“They understand the counties have a lot of infrastructure. They may direct money to the state, but they know we are the ones who do roads and bridges,” said Bemiller.
Collier said that a lot of the issues discussed, such as algae bloom and coal, do not affect Knox County but do affect other Ohio counties. He said the officials are aware of the time and red tape involved with government bureaucracy, and they are trying to streamline regulations and procedures.
“They really drove that point home, that you will only deal with one department,” said Reed. “One person will basically shepherd you through.”
“I think the No. 1 message that came through is there's been a lot more accomplished in this administration that we don't hear about,” said Bemiller. “And they made it clear in was non-partisan; they are open to Democrats and Republicans.”
Meetings ran from 11 a.m. to 6 p.m. with a break for lunch. “They didn't hurry us,” said Bemiller. Reed agreed, saying it was “worthwhile just getting the contact information and knowing who you are talking to one the other end.”

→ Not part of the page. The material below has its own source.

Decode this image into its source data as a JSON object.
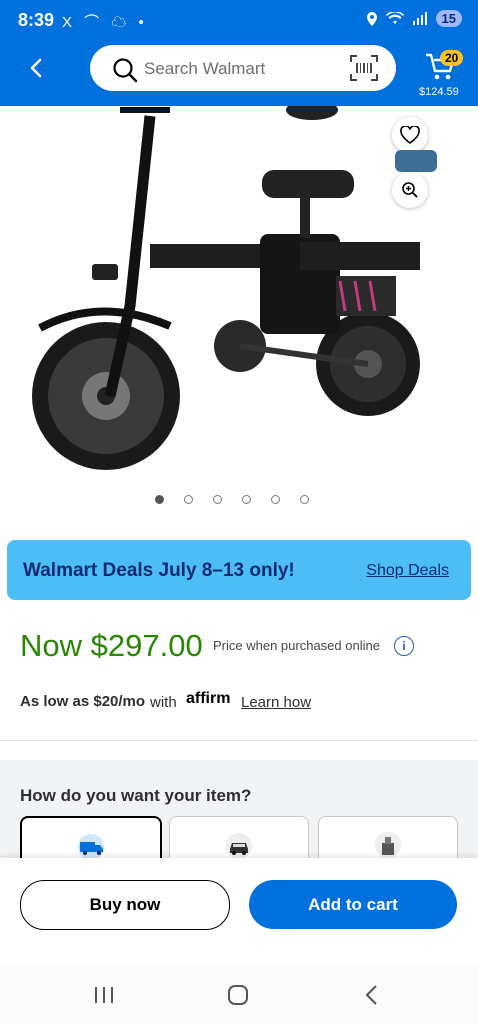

A tour of the East Wing preceded the nearly seven hours of meetings, which were held in the Eisenhower Executive Office Building. Ohio is the fourth state the Trump Administration has invited to the White House for talks, joining Florida, Pennsylvania and Michigan. The goal of the talks is to open a direct line of communication between local and federal agencies.
Officials from President Trump's administration held a series of meetings on Tuesday with county commissioners from throughout Ohio. Vice President Mike Pence, left, and Agriculture Secretary Sonny Perdue were among those who talked with the commissioners. Photo courtesy of Thom Collier